Studying textiles is a glimpse into the very lives of women who have gone before us. So much has changed since primitive women figured out how to spin fibers into thread and take that thread to make a covering, even if what that covering covered was questionable. And then learning that women perfected that primitive weaving to make large pieces of cloth to cover, drape, and wrap themselves in. And from those primitive drapings, fashion comes into play. Now people just don’t make clothes, they design them, and compete for best dressed. And from those early court fashions, industry springs up and keeps moving forward until present day when I, a girl who cannot figure out how to recreate a regency dress to save her life can still appreciate the work and the progress that went in it to create that dress. And then I can take it a step forward and connect it to my own cross-stitching.
At this point, I realize now that what was once a simple hobby to help me relieve my stress is also a way preserve a part of my identity. It may not be my name, Bible verse, favorite color, or a popular saying. It goes deeper than that. Needlework takes all the different threads of your life and allows them to be weave and sewed together to make a picture of something great and beautiful, something that can be used to decorate and make better. This is what I have gained from my museum project and this class. I have learned that simple textiles are not just simple textiles; they are the very identities and ingenuity of the women that have walked this earth before us. It reminds of a saying that I once read, “In order to understand any woman, you must understand the woman that came before her.”This saying has impacted my life more than I ever thought. When I look at a textile, be it a string skirt, a regency dress, or a sampler, I’m looking at the art and skill of a woman before me. To understand their textile is to understand a part of them, to understand a part of them is to preserve a part of them, and to preserve a part of them is make them live another day. This is not just the significance of textile or women’s study, but the significance of us a people, to remember those who came before us and enrich our lives with the lessons and memories that they have left behind.

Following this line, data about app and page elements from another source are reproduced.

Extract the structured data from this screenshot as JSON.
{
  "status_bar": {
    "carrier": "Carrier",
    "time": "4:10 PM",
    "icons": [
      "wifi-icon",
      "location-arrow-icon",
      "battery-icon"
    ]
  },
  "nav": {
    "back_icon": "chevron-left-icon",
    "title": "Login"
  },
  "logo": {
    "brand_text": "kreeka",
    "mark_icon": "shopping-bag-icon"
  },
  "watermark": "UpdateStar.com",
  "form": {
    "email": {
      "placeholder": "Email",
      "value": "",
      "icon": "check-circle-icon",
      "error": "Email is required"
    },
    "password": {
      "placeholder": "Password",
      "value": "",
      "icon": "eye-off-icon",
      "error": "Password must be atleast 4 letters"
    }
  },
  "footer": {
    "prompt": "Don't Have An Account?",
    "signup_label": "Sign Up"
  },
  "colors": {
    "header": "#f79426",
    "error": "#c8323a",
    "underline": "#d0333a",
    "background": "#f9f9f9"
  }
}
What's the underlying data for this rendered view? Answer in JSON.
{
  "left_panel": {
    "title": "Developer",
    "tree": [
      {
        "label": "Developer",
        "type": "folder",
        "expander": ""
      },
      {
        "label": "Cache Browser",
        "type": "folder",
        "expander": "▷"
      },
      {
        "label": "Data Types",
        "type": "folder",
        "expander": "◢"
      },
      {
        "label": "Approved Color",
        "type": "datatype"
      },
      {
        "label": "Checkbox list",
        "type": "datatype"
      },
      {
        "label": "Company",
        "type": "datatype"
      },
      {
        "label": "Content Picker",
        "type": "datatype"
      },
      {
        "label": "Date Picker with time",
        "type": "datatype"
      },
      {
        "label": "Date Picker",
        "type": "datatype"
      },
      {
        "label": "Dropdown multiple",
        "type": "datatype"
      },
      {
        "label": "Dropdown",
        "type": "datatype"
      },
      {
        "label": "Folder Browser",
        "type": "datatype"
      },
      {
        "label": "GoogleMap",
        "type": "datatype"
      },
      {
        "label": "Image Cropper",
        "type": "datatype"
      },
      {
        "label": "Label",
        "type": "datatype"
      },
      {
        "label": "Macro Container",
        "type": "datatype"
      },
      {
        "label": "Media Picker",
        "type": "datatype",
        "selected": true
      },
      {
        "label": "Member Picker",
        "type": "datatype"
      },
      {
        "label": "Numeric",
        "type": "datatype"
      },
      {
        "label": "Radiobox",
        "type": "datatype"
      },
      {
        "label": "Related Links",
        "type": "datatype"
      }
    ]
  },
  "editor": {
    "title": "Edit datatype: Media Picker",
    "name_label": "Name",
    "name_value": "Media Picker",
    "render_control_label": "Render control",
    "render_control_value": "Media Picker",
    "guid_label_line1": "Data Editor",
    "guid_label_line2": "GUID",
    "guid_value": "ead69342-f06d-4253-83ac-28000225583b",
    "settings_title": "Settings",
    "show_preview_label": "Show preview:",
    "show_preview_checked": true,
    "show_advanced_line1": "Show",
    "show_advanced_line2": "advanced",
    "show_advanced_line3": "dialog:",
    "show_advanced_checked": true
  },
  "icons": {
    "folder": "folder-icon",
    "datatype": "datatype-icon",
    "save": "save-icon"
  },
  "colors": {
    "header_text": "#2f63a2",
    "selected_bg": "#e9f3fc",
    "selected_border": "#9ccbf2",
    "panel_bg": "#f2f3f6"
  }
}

This is what I have learned not just from this project, but from this class.